Katko drops a spot. Trump may be less of a drag on down-ballot candidates in upstate New York than other places. Katko ended the second quarter with 16 times more cash on hand than Democrat Colleen Deacon, who had to spend in the primary. Still, he’s vulnerable in a Democratic district that Obama twice carried by double digits.

8. Bruce Poliquin, R-Maine (2nd District)

Poliquin climbs a spot. He hasn’t done himself any favors by continuing to dodge questions about his support for Trump, and Democrat Emily Cain has been outraising him lately. Polling shows a tight race. But Poliquin has a $1 million campaign cash advantage (as well as a lot of personal wealth) in a rural district that might be more receptive to Trump than some of the others on this list.


9. Lee Zeldin, R-N.Y. (1st District)

Zeldin drops two spots in his race against Anna Throne-Holst, over whom he had a huge cash advantage after her primary. Supporting Trump may actually not be much of a drag on down-ballot candidates here, and Zeldin knows it. But some of the freshman’s comments (like calling Obama a racist) could still come back to haunt him. 

10. Will Hurd, R-Texas (23rd District)

This is where the rankings get fluid. Any number of lawmakers, including Democrats like Bera — whom recent GOP polling has shown in a very tight race — could arguably occupy this spot. But Hurd takes the honor because he’s running in a heavily Hispanic district against a former incumbent who’s achieved closer fundraising parity than many other challengers. Iowa Rep. David Young, who previously held this spot, is still very vulnerable in a district Obama twice carried, but he had a significant financial edge over his opponent at the end of the second quarter.

The Older Version Of Ann Coulter Dies

Phyllis Schlafly, the outspoken conservative who helped defeat the Equal Rights Amendment in the 1970s and founded the right-wing Eagle Forum political group is no more.  She is dead at 92.

Those who love history know it was her efforts which led to Senator Barry Goldwater of Arizona earning the 1964 GOP nomination.   But it was her mindless tirades over the ERA and ‘radical feminists’ that earned her lasting fame.

Her Eagle Forum is not hard to define–it prattles on about the same conservative issues that dominate any three-thumb convention.  Low taxes, a strong military and English-only education.

I really can not think of anything kind to say about Schlafly simply because there is nothing nice to say.  The following is just more proof as to why I feel this way.

Caller: The question I have is, how is it that no one has taken the ACLU to task in the courtroom and basically charged them with subversive activity?

Schlafly: Well, personally, Dr. Corsi, I think we need a new House Un-American Activities Committee.

Anyone with an ounce of knowledge about the horror that followed the actions of the HUAC would never utter such a profoundly idiotic remark. Yet she did.  There were countless other such examples over the decades.

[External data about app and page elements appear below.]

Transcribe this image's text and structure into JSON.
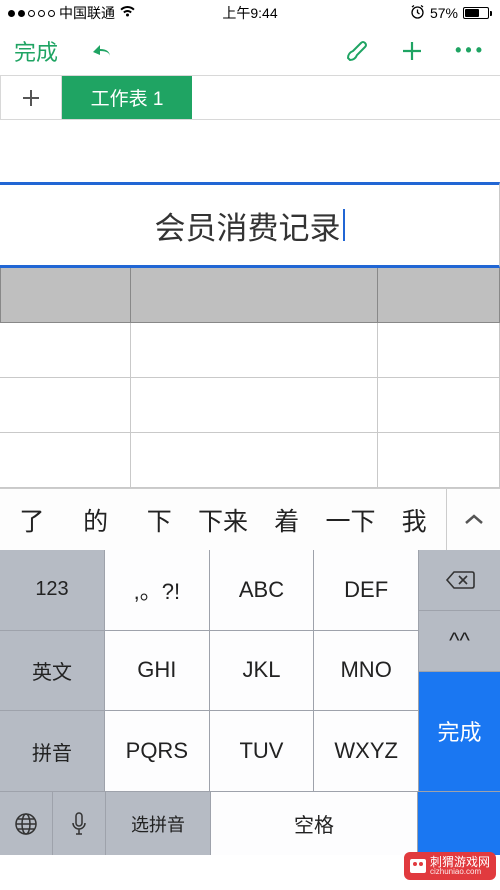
{
  "status": {
    "carrier": "中国联通",
    "time": "上午9:44",
    "battery_pct": "57%"
  },
  "toolbar": {
    "done": "完成"
  },
  "tabs": {
    "sheet1": "工作表 1"
  },
  "cell": {
    "merged_title": "会员消费记录"
  },
  "candidates": [
    "了",
    "的",
    "下",
    "下来",
    "着",
    "一下",
    "我"
  ],
  "keys": {
    "r1": [
      "123",
      ",。?!",
      "ABC",
      "DEF"
    ],
    "r2": [
      "英文",
      "GHI",
      "JKL",
      "MNO"
    ],
    "r3": [
      "拼音",
      "PQRS",
      "TUV",
      "WXYZ"
    ],
    "sym": "^^",
    "done": "完成",
    "select_py": "选拼音",
    "space": "空格"
  },
  "watermark": {
    "name": "刺猬游戏网",
    "domain": "cizhuniao.com"
  }
}
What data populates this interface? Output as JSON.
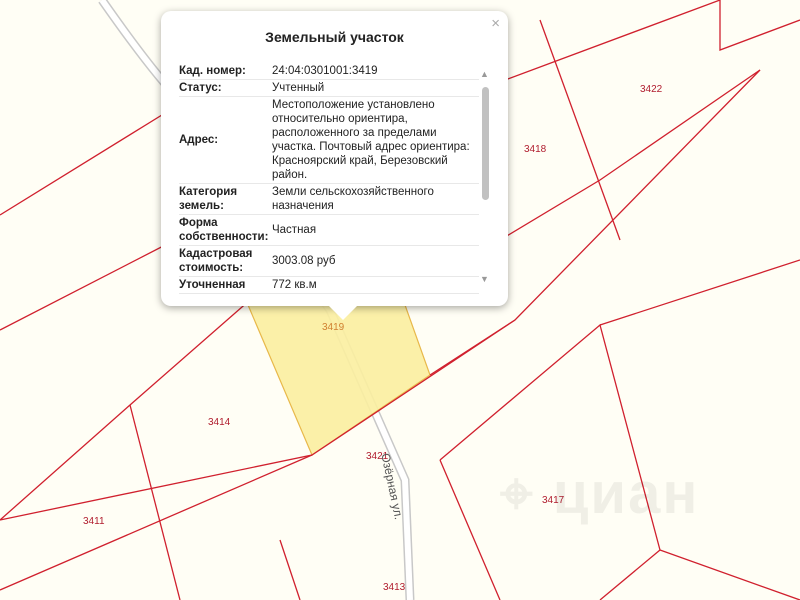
{
  "map": {
    "parcels": [
      "3422",
      "3418",
      "3419",
      "3414",
      "3421",
      "3411",
      "3417",
      "3413"
    ],
    "street": "Озёрная ул.",
    "watermark": "циан",
    "colors": {
      "boundary": "#d0202e",
      "highlight": "#fbeea0",
      "road": "#c8c8c8"
    }
  },
  "popup": {
    "title": "Земельный участок",
    "close": "×",
    "rows": [
      {
        "key": "Кад. номер:",
        "value": "24:04:0301001:3419"
      },
      {
        "key": "Статус:",
        "value": "Учтенный"
      },
      {
        "key": "Адрес:",
        "value": "Местоположение установлено относительно ориентира, расположенного за пределами участка. Почтовый адрес ориентира: Красноярский край, Березовский район."
      },
      {
        "key": "Категория земель:",
        "value": "Земли сельскохозяйственного назначения"
      },
      {
        "key": "Форма собственности:",
        "value": "Частная"
      },
      {
        "key": "Кадастровая стоимость:",
        "value": "3003.08 руб"
      },
      {
        "key": "Уточненная",
        "value": "772 кв.м"
      }
    ]
  }
}
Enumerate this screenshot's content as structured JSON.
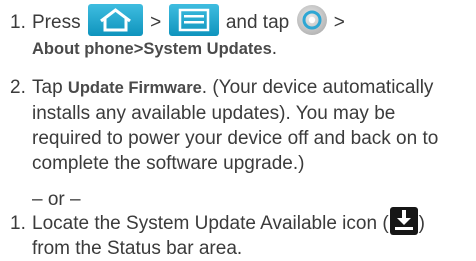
{
  "steps_a": {
    "step1": {
      "number": "1.",
      "press": "Press",
      "sep1": ">",
      "and_tap": "and tap",
      "sep2": ">",
      "path_part1": "About phone",
      "path_sep": ">",
      "path_part2": "System Updates",
      "path_end": "."
    },
    "step2": {
      "number": "2.",
      "tap": "Tap",
      "action": "Update Firmware",
      "line1_rest": ". (Your device automatically",
      "line2": "installs any available updates). You may be",
      "line3": "required to power your device off and back on to",
      "line4": "complete the software upgrade.)"
    }
  },
  "or_text": "– or –",
  "steps_b": {
    "step1": {
      "number": "1.",
      "line1_text": "Locate the System Update Available icon (",
      "line1_close": ")",
      "line2": "from the Status bar area."
    }
  },
  "icons": {
    "home": "home-icon",
    "menu": "menu-icon",
    "settings": "settings-icon",
    "update_available": "system-update-download-icon"
  },
  "colors": {
    "button_gradient_top": "#3fbde0",
    "button_gradient_bottom": "#0f94bd",
    "text": "#3b3b3b"
  }
}
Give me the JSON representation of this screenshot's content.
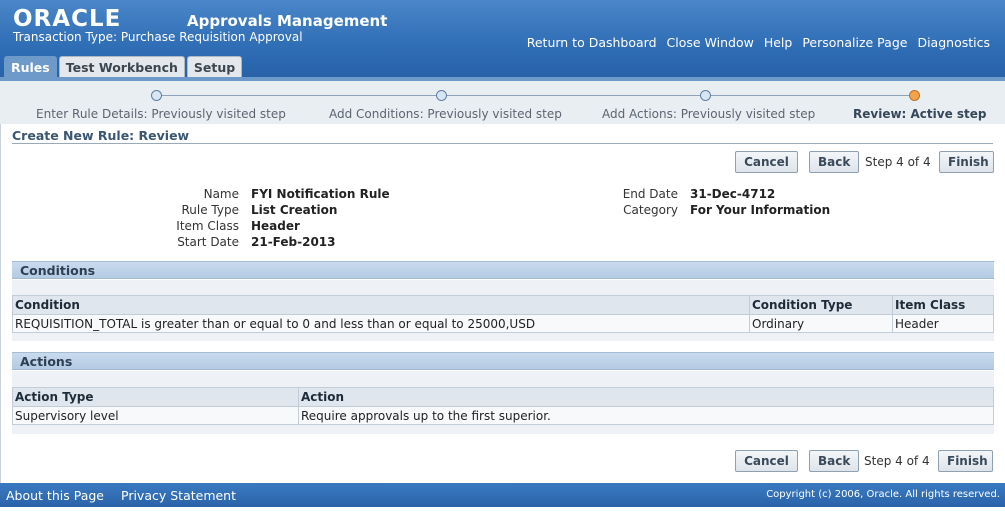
{
  "header": {
    "logo": "ORACLE",
    "app_title": "Approvals Management",
    "transaction_type": "Transaction Type: Purchase Requisition Approval",
    "links": [
      "Return to Dashboard",
      "Close Window",
      "Help",
      "Personalize Page",
      "Diagnostics"
    ]
  },
  "tabs": [
    {
      "label": "Rules",
      "active": true
    },
    {
      "label": "Test Workbench",
      "active": false
    },
    {
      "label": "Setup",
      "active": false
    }
  ],
  "train": {
    "steps": [
      {
        "label": "Enter Rule Details: Previously visited step",
        "active": false
      },
      {
        "label": "Add Conditions: Previously visited step",
        "active": false
      },
      {
        "label": "Add Actions: Previously visited step",
        "active": false
      },
      {
        "label": "Review: Active step",
        "active": true
      }
    ]
  },
  "page_title": "Create New Rule: Review",
  "nav": {
    "cancel": "Cancel",
    "back": "Back",
    "step": "Step 4 of 4",
    "finish": "Finish"
  },
  "fields": {
    "name_label": "Name",
    "name_value": "FYI Notification Rule",
    "rule_type_label": "Rule Type",
    "rule_type_value": "List Creation",
    "item_class_label": "Item Class",
    "item_class_value": "Header",
    "start_date_label": "Start Date",
    "start_date_value": "21-Feb-2013",
    "end_date_label": "End Date",
    "end_date_value": "31-Dec-4712",
    "category_label": "Category",
    "category_value": "For Your Information"
  },
  "conditions": {
    "title": "Conditions",
    "headers": [
      "Condition",
      "Condition Type",
      "Item Class"
    ],
    "rows": [
      [
        "REQUISITION_TOTAL is greater than or equal to 0 and less than or equal to 25000,USD",
        "Ordinary",
        "Header"
      ]
    ]
  },
  "actions": {
    "title": "Actions",
    "headers": [
      "Action Type",
      "Action"
    ],
    "rows": [
      [
        "Supervisory level",
        "Require approvals up to the first superior."
      ]
    ]
  },
  "footer": {
    "about": "About this Page",
    "privacy": "Privacy Statement",
    "copyright": "Copyright (c) 2006, Oracle. All rights reserved."
  }
}
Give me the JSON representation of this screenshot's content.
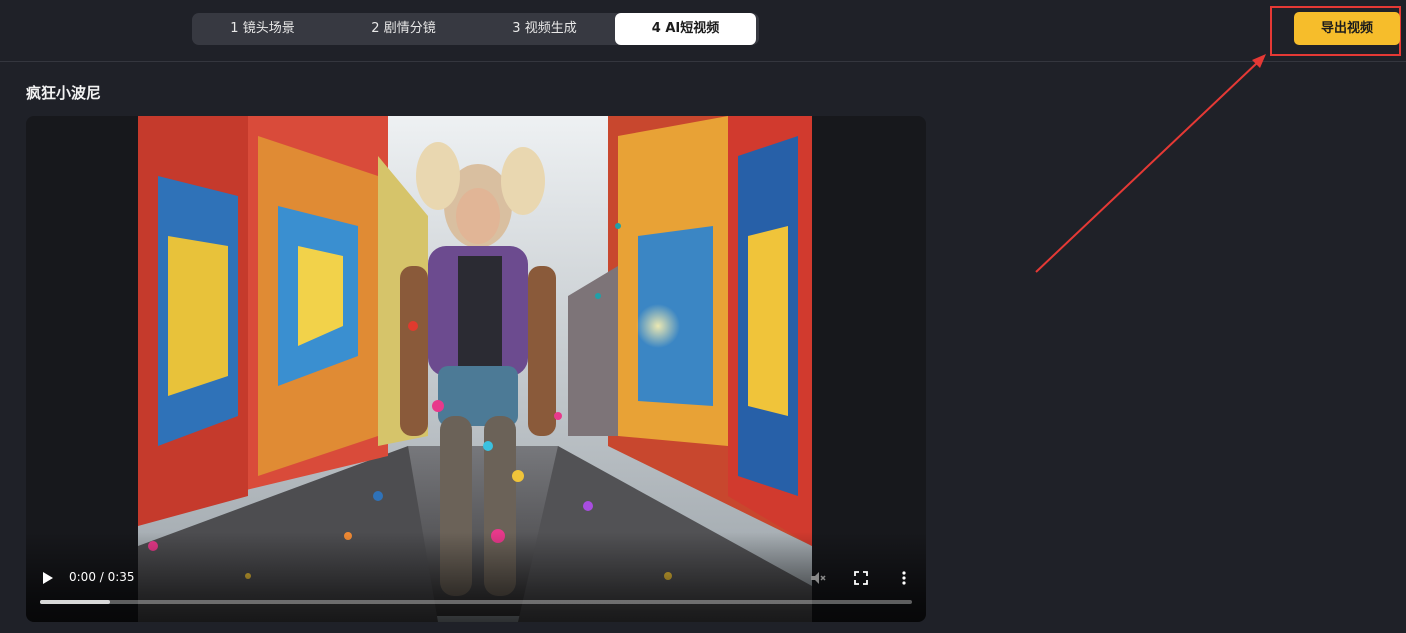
{
  "steps": [
    {
      "label": "1 镜头场景",
      "active": false
    },
    {
      "label": "2 剧情分镜",
      "active": false
    },
    {
      "label": "3 视频生成",
      "active": false
    },
    {
      "label": "4 AI短视频",
      "active": true
    }
  ],
  "export_button": {
    "label": "导出视频",
    "color": "#f6bd2b"
  },
  "annotation": {
    "color": "#e53935"
  },
  "video": {
    "title": "疯狂小波尼",
    "time_display": "0:00 / 0:35",
    "progress": 0.08,
    "controls": {
      "play_icon": "play-icon",
      "volume_icon": "volume-muted-icon",
      "fullscreen_icon": "fullscreen-icon",
      "more_icon": "more-vertical-icon"
    }
  },
  "colors": {
    "background": "#1f2128",
    "tab_bar": "#373941",
    "tab_active": "#ffffff"
  }
}
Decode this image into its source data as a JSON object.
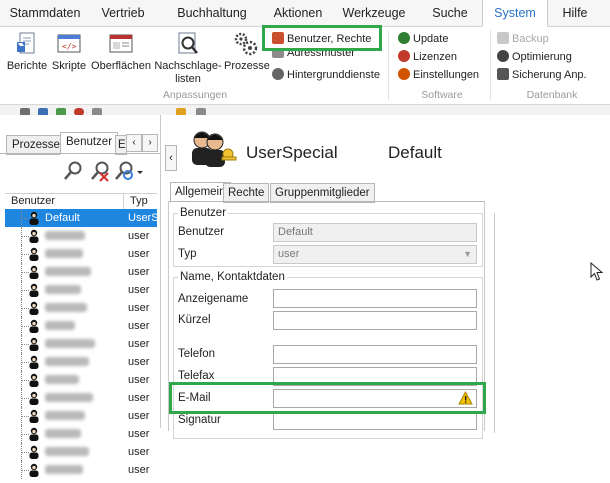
{
  "menu": {
    "items": [
      "Stammdaten",
      "Vertrieb",
      "Buchhaltung",
      "Aktionen",
      "Werkzeuge",
      "Suche",
      "System",
      "Hilfe"
    ],
    "active": "System"
  },
  "ribbon": {
    "anpassungen": {
      "label": "Anpassungen",
      "berichte": "Berichte",
      "skripte": "Skripte",
      "oberflaechen": "Oberflächen",
      "nachschlage1": "Nachschlage-",
      "nachschlage2": "listen",
      "prozesse": "Prozesse",
      "benutzer_rechte": "Benutzer, Rechte",
      "adressmuster": "Adressmuster",
      "hintergrunddienste": "Hintergrunddienste"
    },
    "software": {
      "label": "Software",
      "update": "Update",
      "lizenzen": "Lizenzen",
      "einstellungen": "Einstellungen"
    },
    "datenbank": {
      "label": "Datenbank",
      "backup": "Backup",
      "optimierung": "Optimierung",
      "sicherung": "Sicherung Anp."
    }
  },
  "left": {
    "tabs": [
      "Prozesse",
      "Benutzer",
      "E"
    ],
    "active_tab": "Benutzer",
    "columns": [
      "Benutzer",
      "Typ"
    ],
    "rows": [
      {
        "name": "Default",
        "typ": "UserS",
        "selected": true,
        "blur": 0
      },
      {
        "name": "",
        "typ": "user",
        "selected": false,
        "blur": 40
      },
      {
        "name": "",
        "typ": "user",
        "selected": false,
        "blur": 38
      },
      {
        "name": "",
        "typ": "user",
        "selected": false,
        "blur": 46
      },
      {
        "name": "",
        "typ": "user",
        "selected": false,
        "blur": 36
      },
      {
        "name": "",
        "typ": "user",
        "selected": false,
        "blur": 42
      },
      {
        "name": "",
        "typ": "user",
        "selected": false,
        "blur": 30
      },
      {
        "name": "",
        "typ": "user",
        "selected": false,
        "blur": 50
      },
      {
        "name": "",
        "typ": "user",
        "selected": false,
        "blur": 44
      },
      {
        "name": "",
        "typ": "user",
        "selected": false,
        "blur": 34
      },
      {
        "name": "",
        "typ": "user",
        "selected": false,
        "blur": 48
      },
      {
        "name": "",
        "typ": "user",
        "selected": false,
        "blur": 40
      },
      {
        "name": "",
        "typ": "user",
        "selected": false,
        "blur": 36
      },
      {
        "name": "",
        "typ": "user",
        "selected": false,
        "blur": 44
      },
      {
        "name": "",
        "typ": "user",
        "selected": false,
        "blur": 38
      }
    ]
  },
  "detail": {
    "title": "UserSpecial",
    "profile": "Default",
    "tabs": [
      "Allgemein",
      "Rechte",
      "Gruppenmitglieder"
    ],
    "active_tab": "Allgemein",
    "group_benutzer": "Benutzer",
    "benutzer_label": "Benutzer",
    "benutzer_value": "Default",
    "typ_label": "Typ",
    "typ_value": "user",
    "group_kontakt": "Name, Kontaktdaten",
    "anzeigename_label": "Anzeigename",
    "kuerzel_label": "Kürzel",
    "telefon_label": "Telefon",
    "telefax_label": "Telefax",
    "email_label": "E-Mail",
    "signatur_label": "Signatur"
  },
  "colors": {
    "highlight": "#2ea84a",
    "selection": "#1f86e0",
    "active_menu_text": "#2a73c5",
    "warning": "#f2c200"
  }
}
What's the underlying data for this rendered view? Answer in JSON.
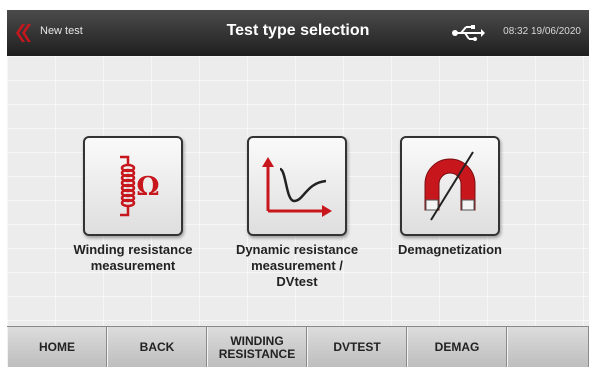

Those crazy remarks have now ended.

How The Race For White House Stands Today

Here is how the race for the White House stands the morning after Labor Day.